#### Data to use:
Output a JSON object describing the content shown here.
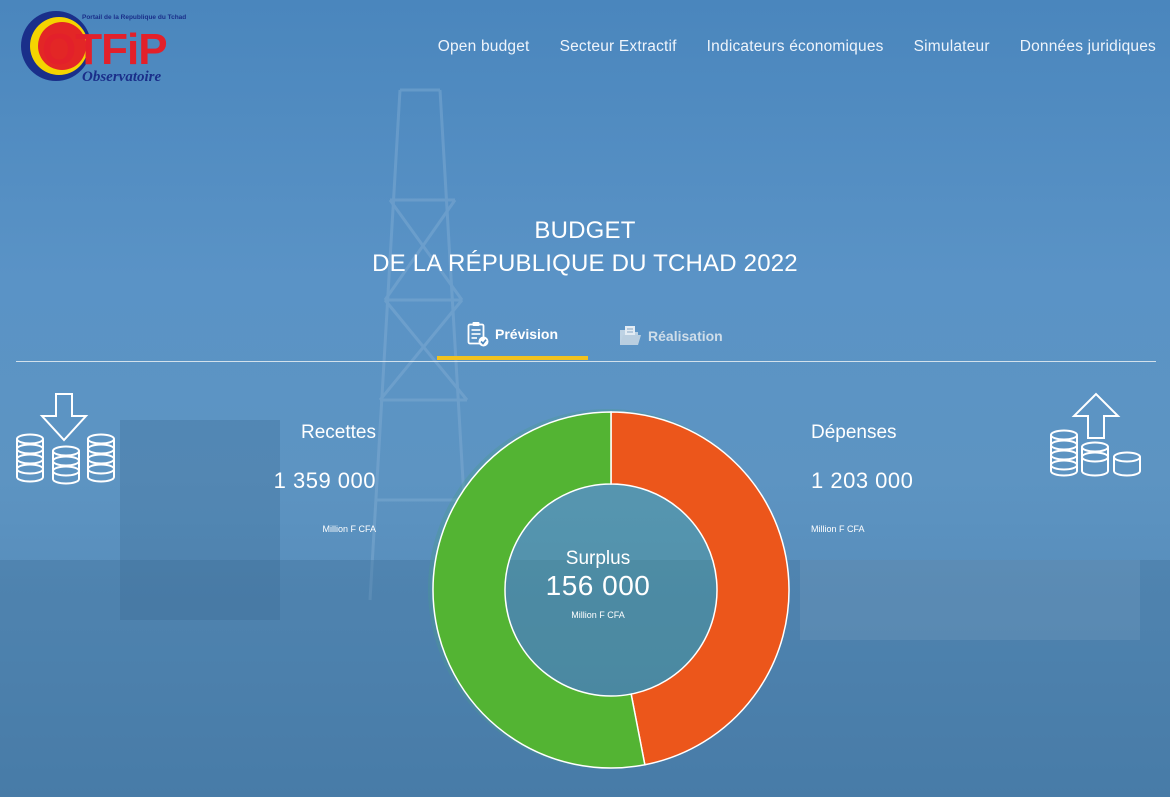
{
  "logo": {
    "tagline": "Portail de la Republique du Tchad",
    "wordmark": "OTFiP",
    "subtitle": "Observatoire"
  },
  "nav": {
    "items": [
      "Open budget",
      "Secteur Extractif",
      "Indicateurs économiques",
      "Simulateur",
      "Données juridiques"
    ]
  },
  "page": {
    "title_line1": "BUDGET",
    "title_line2": "DE LA RÉPUBLIQUE DU TCHAD 2022"
  },
  "tabs": [
    {
      "label": "Prévision",
      "icon": "clipboard-check-icon",
      "active": true
    },
    {
      "label": "Réalisation",
      "icon": "folder-document-icon",
      "active": false
    }
  ],
  "recettes": {
    "label": "Recettes",
    "value": "1 359 000",
    "unit": "Million F CFA",
    "icon": "coins-download-icon"
  },
  "depenses": {
    "label": "Dépenses",
    "value": "1 203 000",
    "unit": "Million F CFA",
    "icon": "coins-upload-icon"
  },
  "surplus": {
    "label": "Surplus",
    "value": "156 000",
    "unit": "Million F CFA"
  },
  "chart_data": {
    "type": "pie",
    "categories": [
      "Dépenses",
      "Recettes"
    ],
    "values": [
      1203000,
      1359000
    ],
    "colors": [
      "#ec561b",
      "#53b433"
    ]
  }
}
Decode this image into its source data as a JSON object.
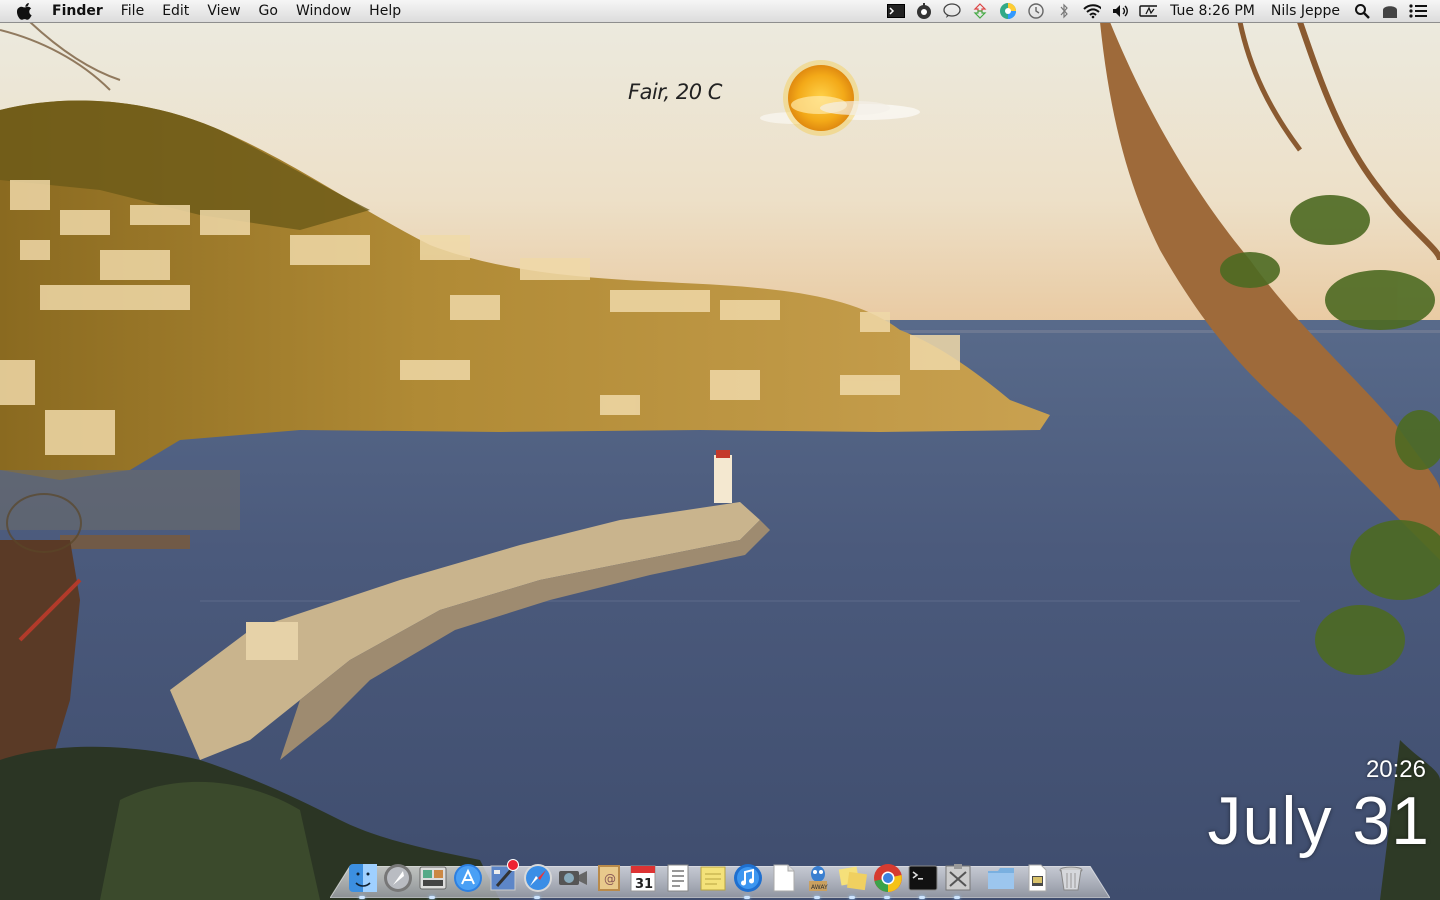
{
  "menubar": {
    "app_name": "Finder",
    "menus": [
      "File",
      "Edit",
      "View",
      "Go",
      "Window",
      "Help"
    ],
    "clock": "Tue 8:26 PM",
    "user": "Nils Jeppe",
    "status_icons": [
      "terminal-icon",
      "gauge-icon",
      "chat-bubble-icon",
      "transfer-icon",
      "color-wheel-icon",
      "time-machine-icon",
      "bluetooth-icon",
      "wifi-icon",
      "volume-icon",
      "battery-icon"
    ]
  },
  "weather": {
    "text": "Fair, 20 C",
    "icon": "sun-cloud-icon"
  },
  "clock_widget": {
    "time": "20:26",
    "date": "July 31"
  },
  "dock": {
    "apps": [
      "finder",
      "launchpad",
      "photo-booth",
      "app-store",
      "xcode",
      "safari",
      "facetime",
      "contacts",
      "calendar",
      "reminders",
      "notes",
      "itunes",
      "text-document",
      "adium",
      "stickies",
      "chrome",
      "terminal",
      "network-utility"
    ],
    "calendar_day": "31",
    "right_items": [
      "applications-folder",
      "documents-stack",
      "trash"
    ]
  },
  "colors": {
    "sky_top": "#e9ddc6",
    "sky_bottom": "#eac9a0",
    "sea": "#4a5878",
    "hill_sunlit": "#c8922e",
    "menubar": "#e8e8e8"
  }
}
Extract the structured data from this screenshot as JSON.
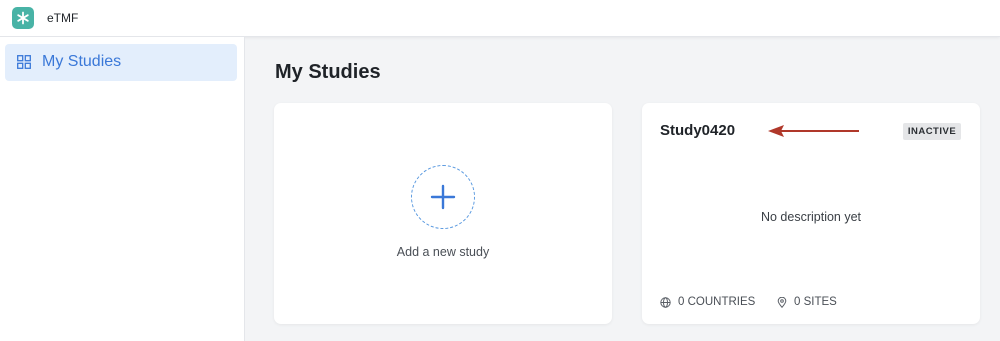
{
  "app": {
    "title": "eTMF",
    "logo_icon": "asterisk-logo-icon",
    "brand_color": "#48b3a6"
  },
  "sidebar": {
    "items": [
      {
        "label": "My Studies",
        "icon": "grid-icon",
        "active": true
      }
    ]
  },
  "main": {
    "title": "My Studies",
    "add_card": {
      "label": "Add a new study",
      "icon": "plus-icon"
    },
    "studies": [
      {
        "name": "Study0420",
        "status": "INACTIVE",
        "description": "No description yet",
        "countries": "0 COUNTRIES",
        "sites": "0 SITES"
      }
    ]
  },
  "colors": {
    "accent": "#3a78d8",
    "annotation_arrow": "#b0382a"
  }
}
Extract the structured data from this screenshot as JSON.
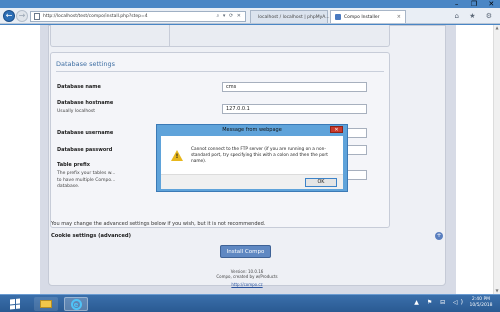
{
  "window": {
    "minimize": "–",
    "maximize": "❐",
    "close": "✕"
  },
  "browser": {
    "back_icon": "arrow-left-icon",
    "url": "http://localhost/test/compo/install.php?step=4",
    "address_tools": "⌕ ▾ ⟳ ✕",
    "tabs": [
      {
        "label": "localhost / localhost | phpMyA...",
        "favicon": "phpmyadmin-icon"
      },
      {
        "label": "Compo Installer",
        "favicon": "compo-icon",
        "close": "×"
      }
    ],
    "right_icons": "⌂ ★ ⚙"
  },
  "page": {
    "db_section": {
      "title": "Database settings",
      "fields": [
        {
          "label": "Database name",
          "value": "cms"
        },
        {
          "label": "Database hostname",
          "help": "Usually localhost",
          "value": "127.0.0.1"
        },
        {
          "label": "Database username",
          "value": ""
        },
        {
          "label": "Database password",
          "value": ""
        },
        {
          "label": "Table prefix",
          "help": "The prefix your tables w... to have multiple Compo... database.",
          "value": ""
        }
      ]
    },
    "advanced_note": "You may change the advanced settings below if you wish, but it is not recommended.",
    "cookie_label": "Cookie settings (advanced)",
    "expand_icon": "+",
    "install_button": "Install Compo",
    "footer": {
      "line1": "Version: 10.0.16",
      "line2": "Compo, created by w/Products",
      "link": "http://compo.cz"
    }
  },
  "dialog": {
    "title": "Message from webpage",
    "close": "✕",
    "message": "Cannot connect to the FTP server (if you are running on a non-standard port, try specifying this with a colon and then the port name).",
    "ok_label": "OK",
    "icon": "warning-icon"
  },
  "taskbar": {
    "tray_icons": "▲ ⚑ ⊟ ◁)",
    "time": "2:40 PM",
    "date": "10/5/2018"
  }
}
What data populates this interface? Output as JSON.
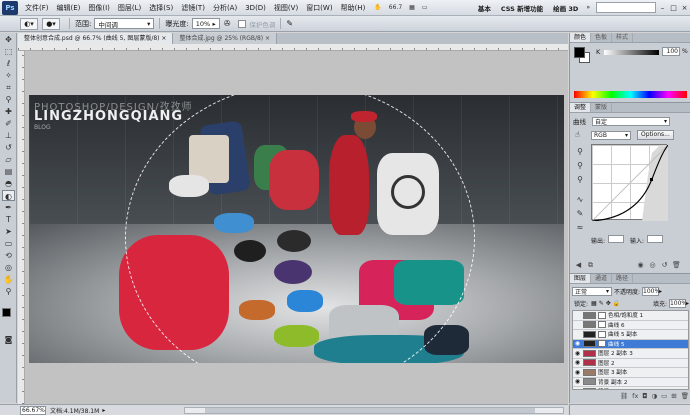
{
  "app": {
    "logo": "Ps",
    "menu": [
      "文件(F)",
      "编辑(E)",
      "图像(I)",
      "图层(L)",
      "选择(S)",
      "滤镜(T)",
      "分析(A)",
      "3D(D)",
      "视图(V)",
      "窗口(W)",
      "帮助(H)"
    ],
    "zoom_menu": "66.7",
    "workspaces": [
      "基本",
      "CSS 新增功能",
      "绘画 3D"
    ],
    "window_controls": [
      "–",
      "□",
      "×"
    ]
  },
  "options": {
    "range_label": "范围:",
    "range_value": "中间调",
    "exposure_label": "曝光度:",
    "exposure_value": "10%",
    "protect_label": "保护色调"
  },
  "documents": {
    "tabs": [
      "整体创意合成.psd @ 66.7% (曲线 5, 图层蒙版/8) ×",
      "整体合成.jpg @ 25% (RGB/8) ×"
    ]
  },
  "canvas": {
    "watermark_line1": "PHOTOSHOP/DESIGN/孜孜师",
    "watermark_line2": "LINGZHONGQIANG",
    "watermark_line3": "BLOG"
  },
  "color_panel": {
    "tabs": [
      "颜色",
      "色板",
      "样式"
    ],
    "channel": "K",
    "value": "100",
    "unit": "%"
  },
  "adjust_panel": {
    "tabs": [
      "调整",
      "蒙版"
    ],
    "title": "曲线",
    "preset": "自定",
    "channel": "RGB",
    "options_btn": "Options...",
    "output_label": "输出:",
    "input_label": "输入:"
  },
  "layers_panel": {
    "tabs": [
      "图层",
      "通道",
      "路径"
    ],
    "blend_mode": "正常",
    "opacity_label": "不透明度:",
    "opacity_value": "100%",
    "lock_label": "锁定:",
    "fill_label": "填充:",
    "fill_value": "100%",
    "layers": [
      {
        "name": "色相/饱和度 1",
        "eye": false,
        "selected": false,
        "mask": true,
        "thumb": "#777777"
      },
      {
        "name": "曲线 6",
        "eye": false,
        "selected": false,
        "mask": true,
        "thumb": "#777777"
      },
      {
        "name": "曲线 5 副本",
        "eye": false,
        "selected": false,
        "mask": true,
        "thumb": "#222222"
      },
      {
        "name": "曲线 5",
        "eye": true,
        "selected": true,
        "mask": true,
        "thumb": "#222222"
      },
      {
        "name": "图层 2 副本 3",
        "eye": true,
        "selected": false,
        "mask": false,
        "thumb": "#b0304a"
      },
      {
        "name": "图层 2",
        "eye": true,
        "selected": false,
        "mask": false,
        "thumb": "#b0304a"
      },
      {
        "name": "图层 3 副本",
        "eye": true,
        "selected": false,
        "mask": false,
        "thumb": "#9a7b6a"
      },
      {
        "name": "背景 副本 2",
        "eye": true,
        "selected": false,
        "mask": false,
        "thumb": "#8a8a8a"
      },
      {
        "name": "背景",
        "eye": true,
        "selected": false,
        "mask": false,
        "thumb": "#555555"
      }
    ],
    "footer_icons": [
      "link-icon",
      "fx-icon",
      "mask-icon",
      "adjust-icon",
      "folder-icon",
      "new-layer-icon",
      "trash-icon"
    ]
  },
  "statusbar": {
    "zoom": "66.67%",
    "doc_info": "文档:4.1M/38.1M"
  },
  "colors": {
    "accent": "#3d7bd6",
    "panel_bg": "#c9ced5"
  }
}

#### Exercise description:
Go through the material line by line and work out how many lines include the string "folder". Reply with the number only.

#### Written response:
3